[Data about app and page elements]:
_ _ _ _
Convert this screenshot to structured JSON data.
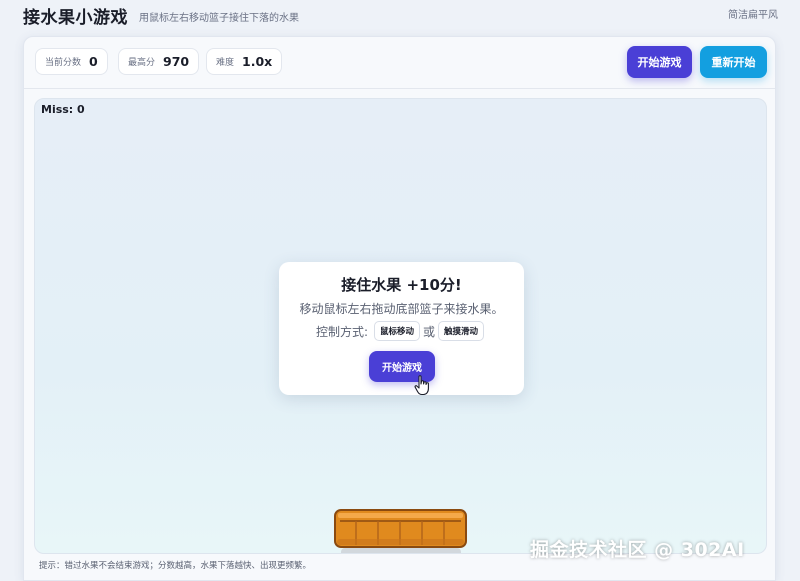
{
  "header": {
    "title": "接水果小游戏",
    "subtitle": "用鼠标左右移动篮子接住下落的水果",
    "style_tag": "简洁扁平风"
  },
  "stats": {
    "current_score_label": "当前分数",
    "current_score": "0",
    "high_score_label": "最高分",
    "high_score": "970",
    "difficulty_label": "难度",
    "difficulty": "1.0x"
  },
  "toolbar": {
    "start_label": "开始游戏",
    "restart_label": "重新开始"
  },
  "game": {
    "miss_text": "Miss: 0"
  },
  "overlay": {
    "title": "接住水果 +10分!",
    "description": "移动鼠标左右拖动底部篮子来接水果。",
    "controls_label": "控制方式:",
    "control_mouse": "鼠标移动",
    "control_or": "或",
    "control_touch": "触摸滑动",
    "start_label": "开始游戏"
  },
  "footer": {
    "hint": "提示：错过水果不会结束游戏；分数越高，水果下落越快、出现更频繁。"
  },
  "watermark": "掘金技术社区 @ 302AI",
  "colors": {
    "primary": "#4a3fd6",
    "secondary": "#139fe0",
    "basket": "#e08a1e"
  }
}
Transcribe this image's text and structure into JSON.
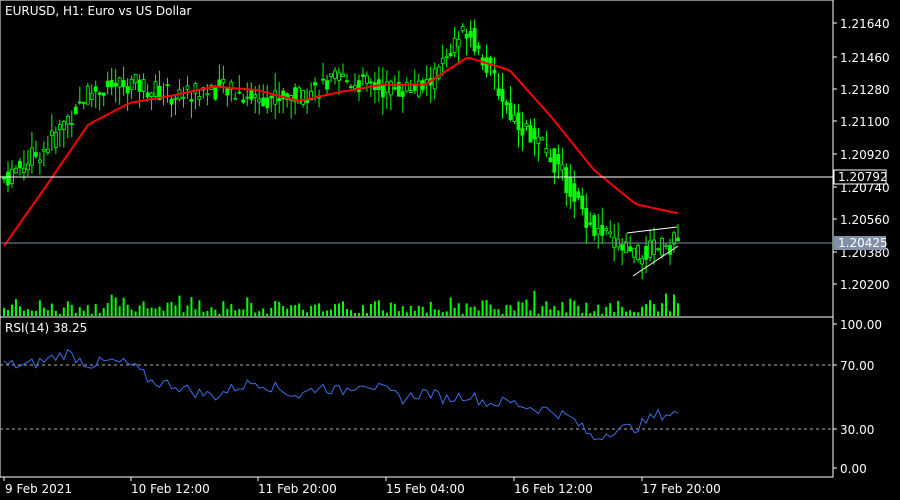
{
  "main_chart": {
    "header": "EURUSD, H1:  Euro vs US Dollar",
    "symbol": "EURUSD",
    "timeframe": "H1",
    "description": "Euro vs US Dollar",
    "price_levels": [
      "1.21640",
      "1.21460",
      "1.21280",
      "1.21100",
      "1.20920",
      "1.20740",
      "1.20560",
      "1.20380",
      "1.20200"
    ],
    "horizontal_line_label": "1.20792",
    "current_price_label": "1.20425",
    "colors": {
      "background": "#000000",
      "candles": "#00ff00",
      "moving_average": "#ff0000",
      "volume": "#00ff00",
      "horizontal_line": "#ffffff",
      "current_price_line": "#8090a8",
      "current_price_badge": "#8090a8"
    }
  },
  "rsi_panel": {
    "header": "RSI(14) 38.25",
    "levels": [
      "100.00",
      "70.00",
      "30.00",
      "0.00"
    ],
    "colors": {
      "line": "#3a6fe8",
      "level_lines": "#b0b0b0"
    }
  },
  "time_axis": {
    "labels": [
      "9 Feb 2021",
      "10 Feb 12:00",
      "11 Feb 20:00",
      "15 Feb 04:00",
      "16 Feb 12:00",
      "17 Feb 20:00"
    ]
  },
  "chart_data": [
    {
      "type": "line",
      "title": "EURUSD, H1:  Euro vs US Dollar",
      "x": [
        "9 Feb 2021",
        "10 Feb 12:00",
        "11 Feb 20:00",
        "15 Feb 04:00",
        "16 Feb 12:00",
        "17 Feb 20:00"
      ],
      "ylim": [
        1.2011,
        1.2172
      ],
      "series": [
        {
          "name": "",
          "values": [
            1.2078,
            1.2096,
            1.2126,
            1.2131,
            1.2124,
            1.2128,
            1.2123,
            1.2124,
            1.2133,
            1.2128,
            1.2128,
            1.2162,
            1.2115,
            1.209,
            1.205,
            1.2035,
            1.2044
          ]
        },
        {
          "name": "",
          "values": [
            1.2041,
            1.2074,
            1.2108,
            1.212,
            1.2124,
            1.2129,
            1.2127,
            1.2121,
            1.2126,
            1.213,
            1.213,
            1.2145,
            1.2138,
            1.2112,
            1.2083,
            1.2064,
            1.2059
          ]
        }
      ]
    },
    {
      "type": "line",
      "title": "RSI(14) 38.25",
      "ylim": [
        0,
        100
      ],
      "series": [
        {
          "name": "",
          "values": [
            72,
            71,
            75,
            80,
            72,
            74,
            72,
            60,
            58,
            53,
            50,
            56,
            60,
            55,
            50,
            57,
            53,
            60,
            54,
            48,
            53,
            48,
            51,
            45,
            46,
            42,
            40,
            34,
            20,
            27,
            28,
            37,
            38.25
          ]
        }
      ]
    }
  ]
}
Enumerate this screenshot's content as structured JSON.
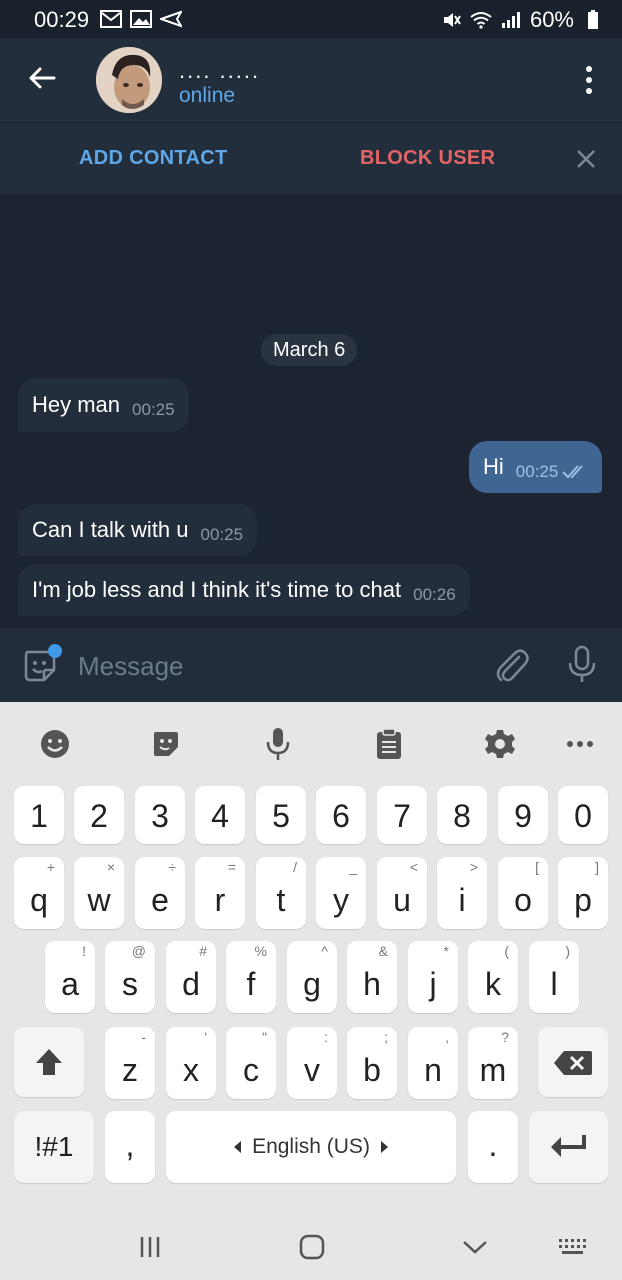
{
  "status_bar": {
    "time": "00:29",
    "battery": "60%"
  },
  "header": {
    "contact_name": ".... .....",
    "contact_status": "online"
  },
  "action_bar": {
    "add_contact": "ADD CONTACT",
    "block_user": "BLOCK USER"
  },
  "chat": {
    "date": "March 6",
    "messages": [
      {
        "direction": "in",
        "text": "Hey man",
        "time": "00:25"
      },
      {
        "direction": "out",
        "text": "Hi",
        "time": "00:25",
        "read": true
      },
      {
        "direction": "in",
        "text": "Can I talk with u",
        "time": "00:25"
      },
      {
        "direction": "in",
        "text": "I'm job less and I think it's time to chat",
        "time": "00:26"
      }
    ]
  },
  "composer": {
    "placeholder": "Message"
  },
  "keyboard": {
    "number_row": [
      "1",
      "2",
      "3",
      "4",
      "5",
      "6",
      "7",
      "8",
      "9",
      "0"
    ],
    "row1": [
      {
        "k": "q",
        "s": "+"
      },
      {
        "k": "w",
        "s": "×"
      },
      {
        "k": "e",
        "s": "÷"
      },
      {
        "k": "r",
        "s": "="
      },
      {
        "k": "t",
        "s": "/"
      },
      {
        "k": "y",
        "s": "_"
      },
      {
        "k": "u",
        "s": "<"
      },
      {
        "k": "i",
        "s": ">"
      },
      {
        "k": "o",
        "s": "["
      },
      {
        "k": "p",
        "s": "]"
      }
    ],
    "row2": [
      {
        "k": "a",
        "s": "!"
      },
      {
        "k": "s",
        "s": "@"
      },
      {
        "k": "d",
        "s": "#"
      },
      {
        "k": "f",
        "s": "%"
      },
      {
        "k": "g",
        "s": "^"
      },
      {
        "k": "h",
        "s": "&"
      },
      {
        "k": "j",
        "s": "*"
      },
      {
        "k": "k",
        "s": "("
      },
      {
        "k": "l",
        "s": ")"
      }
    ],
    "row3": [
      {
        "k": "z",
        "s": "-"
      },
      {
        "k": "x",
        "s": "'"
      },
      {
        "k": "c",
        "s": "\""
      },
      {
        "k": "v",
        "s": ":"
      },
      {
        "k": "b",
        "s": ";"
      },
      {
        "k": "n",
        "s": ","
      },
      {
        "k": "m",
        "s": "?"
      }
    ],
    "symbols_key": "!#1",
    "comma_key": ",",
    "space_label": "English (US)",
    "period_key": "."
  },
  "colors": {
    "accent": "#5ea7e8",
    "danger": "#e26565",
    "outgoing_bubble": "#3f6592",
    "incoming_bubble": "#222e3b"
  }
}
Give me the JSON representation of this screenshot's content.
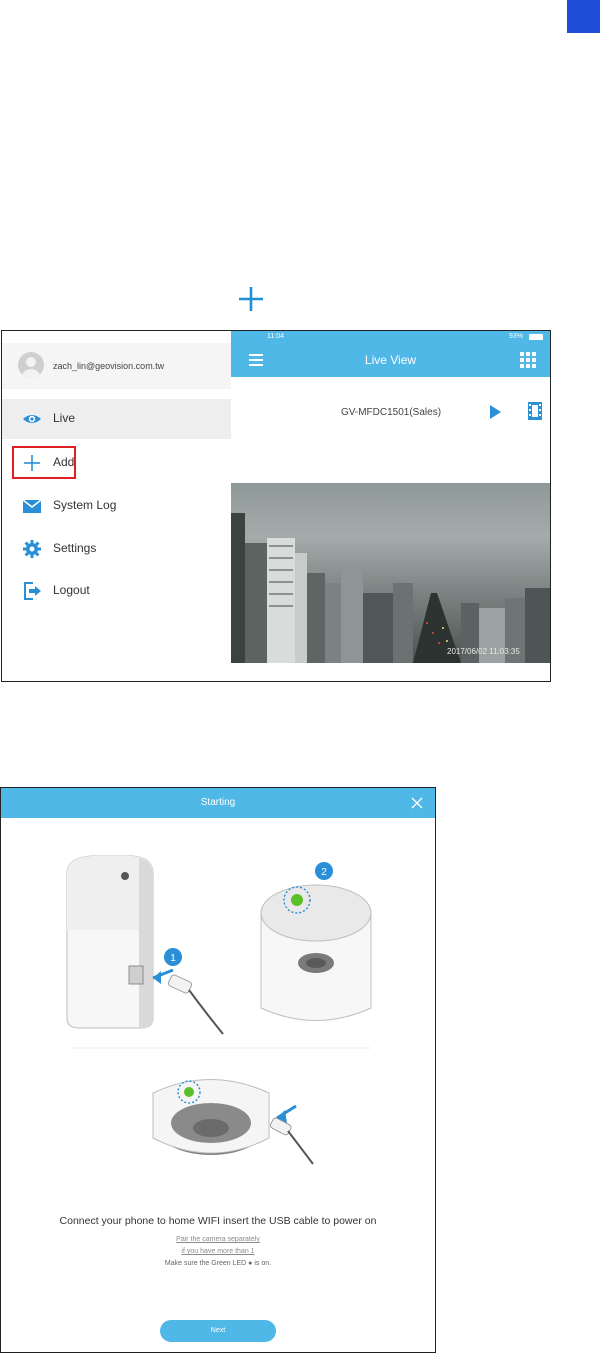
{
  "shot1": {
    "drawer": {
      "user_email": "zach_lin@geovision.com.tw",
      "items": [
        {
          "label": "Live",
          "icon": "eye-icon"
        },
        {
          "label": "Add",
          "icon": "plus-icon"
        },
        {
          "label": "System Log",
          "icon": "envelope-icon"
        },
        {
          "label": "Settings",
          "icon": "gear-icon"
        },
        {
          "label": "Logout",
          "icon": "logout-icon"
        }
      ]
    },
    "liveview": {
      "status_time": "11:04",
      "status_battery": "93%",
      "title": "Live View",
      "camera_name": "GV-MFDC1501(Sales)",
      "timestamp": "2017/06/02   11:03:35"
    }
  },
  "shot2": {
    "title": "Starting",
    "main_text": "Connect your phone to home WIFI insert the USB cable to power on",
    "link1": "Pair the camera separately",
    "link2": "if you have more than 1",
    "note": "Make sure the Green LED ● is on.",
    "next_button": "Next"
  },
  "colors": {
    "accent": "#50b8e6",
    "highlight": "#e02020",
    "tab": "#1f4fd8"
  }
}
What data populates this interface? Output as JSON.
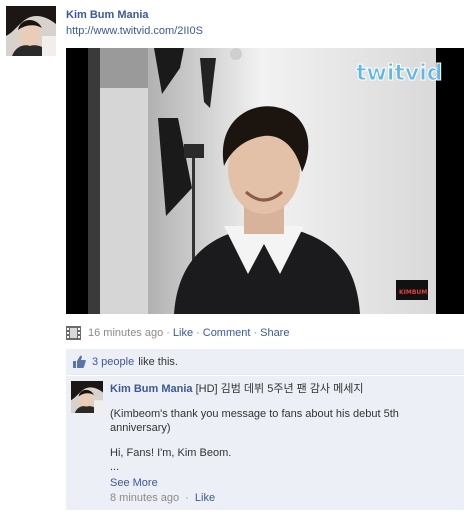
{
  "post": {
    "author": "Kim Bum Mania",
    "link": "http://www.twitvid.com/2II0S",
    "video": {
      "watermark": "twitvid",
      "corner_logo": "KIMBUM"
    },
    "time": "16 minutes ago",
    "actions": {
      "like": "Like",
      "comment": "Comment",
      "share": "Share"
    },
    "likes": {
      "people": "3 people",
      "text": "like this."
    }
  },
  "comment": {
    "author": "Kim Bum Mania",
    "text_inline": "[HD] 김범 데뷔 5주년 팬 감사 메세지",
    "para1": "(Kimbeom's thank you message to fans about his debut 5th anniversary)",
    "para2": "Hi, Fans! I'm, Kim Beom.",
    "ellipsis": "...",
    "see_more": "See More",
    "time": "8 minutes ago",
    "like": "Like"
  },
  "colors": {
    "link": "#3b5998",
    "panel": "#eceff5",
    "muted": "#8a8a8a"
  },
  "icons": [
    "profile-photo",
    "film-strip-icon",
    "thumbs-up-icon"
  ]
}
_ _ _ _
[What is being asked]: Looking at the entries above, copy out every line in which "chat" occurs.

[Expected answer]:
  "chat": {
        "text": "I'm job less and I think it's time to chat",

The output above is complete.